We then get a few pages of the FF being the FF. Bickering, fighting yet loving each other no matter what. With the extra pages you just get more of pretty much everything in this comic, so every fight, every conversation, you name it and it’s longer. As to the plot, the stressed out team needs a vacation, so they head to sea. They are of course attacked by a sea monster, which was of course sent by Namor.

Namor captured the team, only to quickly free them so they can go to the United Nations. The Fantastic Four tell the world leaders that Namor is king of the sea! We then get a long fairly detailed history of the Atlantean people, told by some random old scientist, that then reveals himself to be Namor. I have no idea why I guess they just wanted a dramatic reveal. If nothing else, it is dramatic.

Namor’s legions take over New York and the whole Earth. As I said, this is the 1960s equivalent of a huge universe-wide crossover, so yeah, Namor just conquered the surface world.

The FF are essentially on the run, but they’re working on a plan. Ben captures one of Namor’s soldiers so Reed can figure out a way to defeat them.

Namor eventually attacks the team, and again, we have several pages of action here. Just before the attack, Reed activates a device to de-liquify the helmets of the Atlantean soldiers.

The fight here is particularly intriguing as Reed was injured just before the fight, and despite his injuries, he battles valiantly.

Sue gets captured by Namor because she always gets captured by the villain. Poor Sue. To think, her character was progressive at the time. Dorma, the girl who’s into Namor sees that Namor is into Sue and gets angry. Women? Am I right? No, I am not. It is actually a bit of a nice twist as it was set up that Krang would be angry with Namor and revolt. However, Dorma is the jealous one, breaking the glass in order to drown Sue. Like I said, she got angry.

Thing and Namor battle into the water, however, they both stop fighting in order to save a potentially drowning Sue. Krang and Dorma resent Namor for saving a surface dweller, specifically that he used their warship to do so. The ending is as beautiful as it is tragic. Namor returns to Atlantis mocked by his people.
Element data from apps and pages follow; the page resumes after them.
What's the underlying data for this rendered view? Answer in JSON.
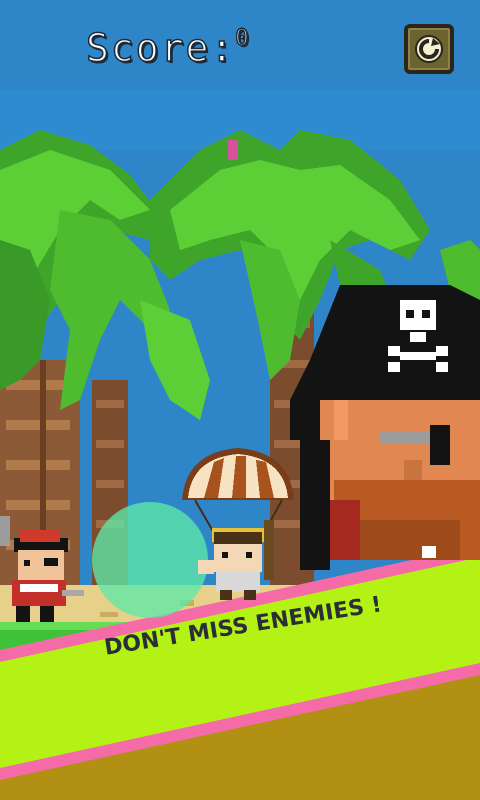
{
  "hud": {
    "score_label": "Score:",
    "score_value": "0",
    "restart_icon": "restart-icon"
  },
  "banner": {
    "message": "DON'T MISS ENEMIES !"
  },
  "colors": {
    "sky": "#2e86c9",
    "palm_leaf": "#4fbb2e",
    "trunk": "#8c5a36",
    "banner_fill": "#b3f214",
    "banner_border": "#f46ba8",
    "ground": "#b29014",
    "grass": "#3fc23a",
    "touch_circle": "#5ee8a8"
  },
  "entities": {
    "player": "parachuting-girl",
    "enemy": "pirate",
    "boss": "giant-pirate"
  }
}
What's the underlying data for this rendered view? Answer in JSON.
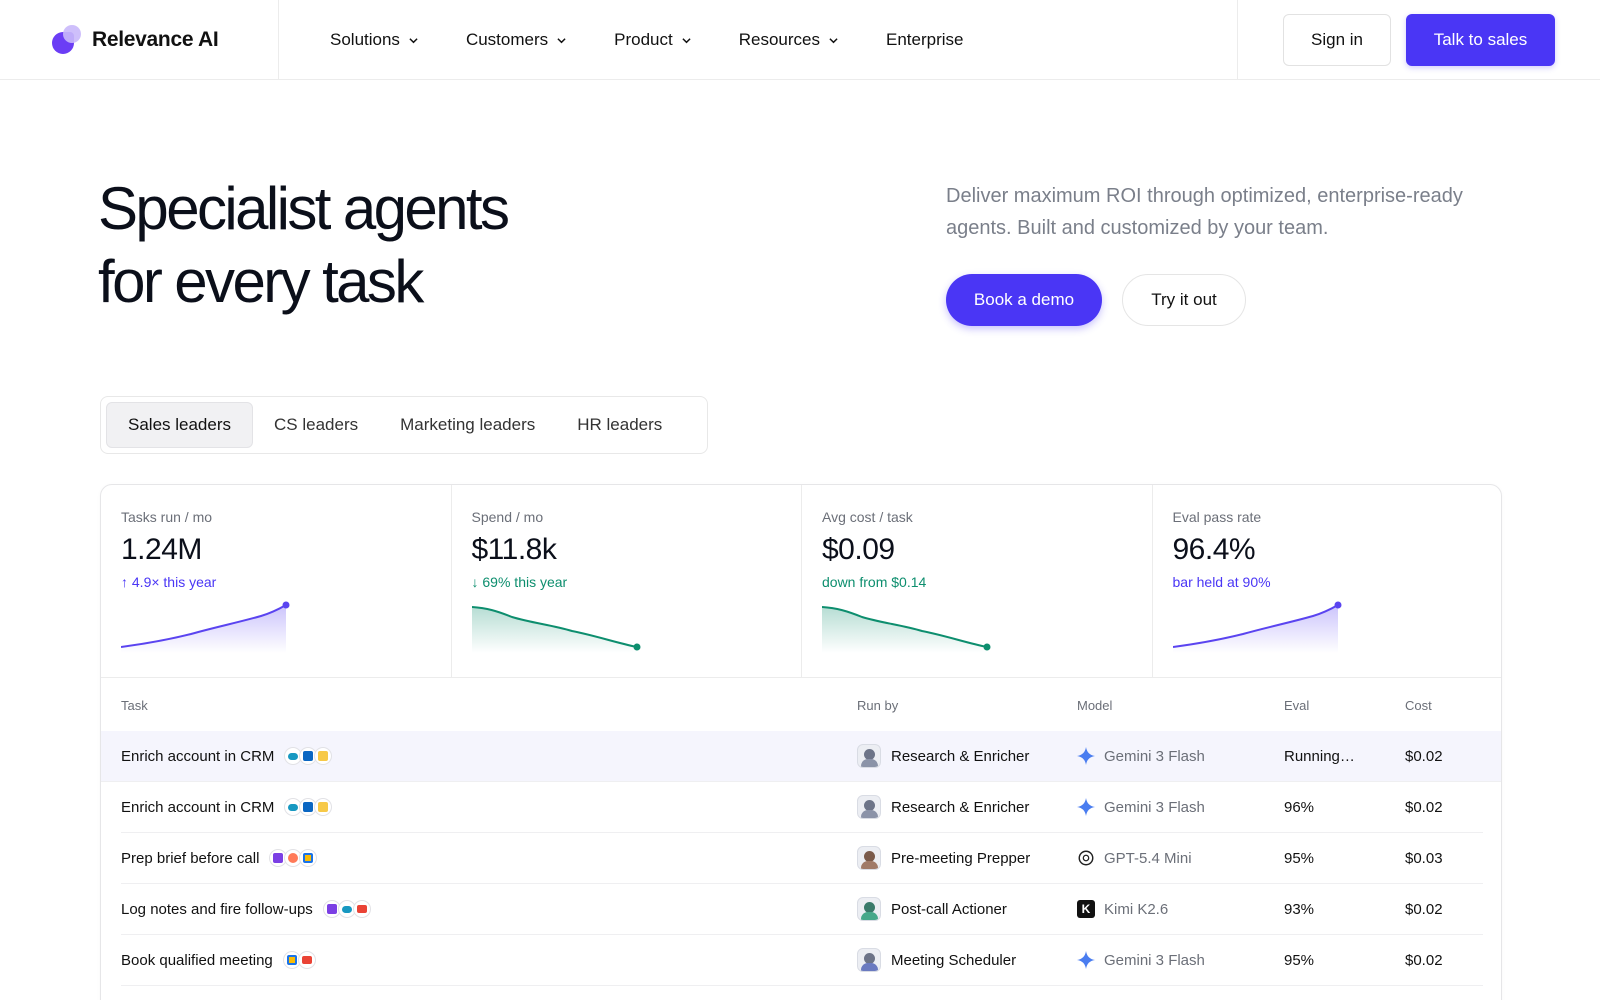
{
  "brand": {
    "name": "Relevance AI"
  },
  "nav": {
    "items": [
      {
        "label": "Solutions",
        "has_menu": true
      },
      {
        "label": "Customers",
        "has_menu": true
      },
      {
        "label": "Product",
        "has_menu": true
      },
      {
        "label": "Resources",
        "has_menu": true
      },
      {
        "label": "Enterprise",
        "has_menu": false
      }
    ],
    "sign_in": "Sign in",
    "talk_to_sales": "Talk to sales"
  },
  "hero": {
    "title_line1": "Specialist agents",
    "title_line2": "for every task",
    "subtitle": "Deliver maximum ROI through optimized, enterprise-ready agents. Built and customized by your team.",
    "book_demo": "Book a demo",
    "try_it": "Try it out"
  },
  "tabs": [
    {
      "label": "Sales leaders",
      "active": true
    },
    {
      "label": "CS leaders",
      "active": false
    },
    {
      "label": "Marketing leaders",
      "active": false
    },
    {
      "label": "HR leaders",
      "active": false
    }
  ],
  "stats": [
    {
      "label": "Tasks run / mo",
      "value": "1.24M",
      "delta": "↑ 4.9× this year",
      "tone": "purple",
      "trend": "up"
    },
    {
      "label": "Spend / mo",
      "value": "$11.8k",
      "delta": "↓ 69% this year",
      "tone": "green",
      "trend": "down"
    },
    {
      "label": "Avg cost / task",
      "value": "$0.09",
      "delta": "down from $0.14",
      "tone": "green",
      "trend": "down"
    },
    {
      "label": "Eval pass rate",
      "value": "96.4%",
      "delta": "bar held at 90%",
      "tone": "purple",
      "trend": "up"
    }
  ],
  "table": {
    "headers": {
      "task": "Task",
      "run_by": "Run by",
      "model": "Model",
      "eval": "Eval",
      "cost": "Cost"
    },
    "rows": [
      {
        "task": "Enrich account in CRM",
        "run_by": "Research & Enricher",
        "model": "Gemini 3 Flash",
        "eval": "Running…",
        "cost": "$0.02",
        "highlight": true
      },
      {
        "task": "Enrich account in CRM",
        "run_by": "Research & Enricher",
        "model": "Gemini 3 Flash",
        "eval": "96%",
        "cost": "$0.02"
      },
      {
        "task": "Prep brief before call",
        "run_by": "Pre-meeting Prepper",
        "model": "GPT-5.4 Mini",
        "eval": "95%",
        "cost": "$0.03"
      },
      {
        "task": "Log notes and fire follow-ups",
        "run_by": "Post-call Actioner",
        "model": "Kimi K2.6",
        "eval": "93%",
        "cost": "$0.02"
      },
      {
        "task": "Book qualified meeting",
        "run_by": "Meeting Scheduler",
        "model": "Gemini 3 Flash",
        "eval": "95%",
        "cost": "$0.02"
      }
    ]
  },
  "colors": {
    "accent": "#4a36f5",
    "positive": "#0d8e6e"
  }
}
There is more in the comics, several pages of the best villains, which for some reason includes Miracle Man. Then we get a fun Q and A section. After that a Baxter Building breakdown and more bad guys. There is also a reprint of Spidey’s visit to the Fantastic Four from Amazing Spider-Man no. 1, but that’s a retro review for another day. Finally, we get more villains, mostly lame, however, it also includes the Hulk – who was a straight-up bad guy back then if you ask me.
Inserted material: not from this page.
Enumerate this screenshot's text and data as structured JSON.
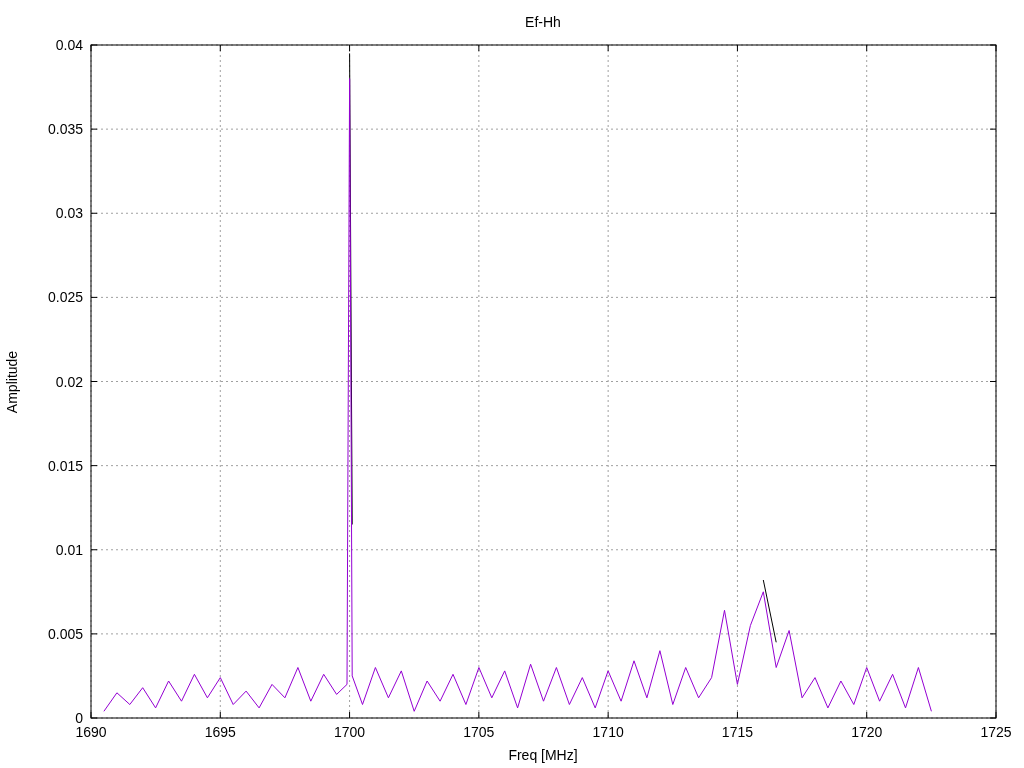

Josiah Golojuh is a writer, who has a bum knee (find his collection of short stories here), he’s also a YouTube commentator (geeky stuff).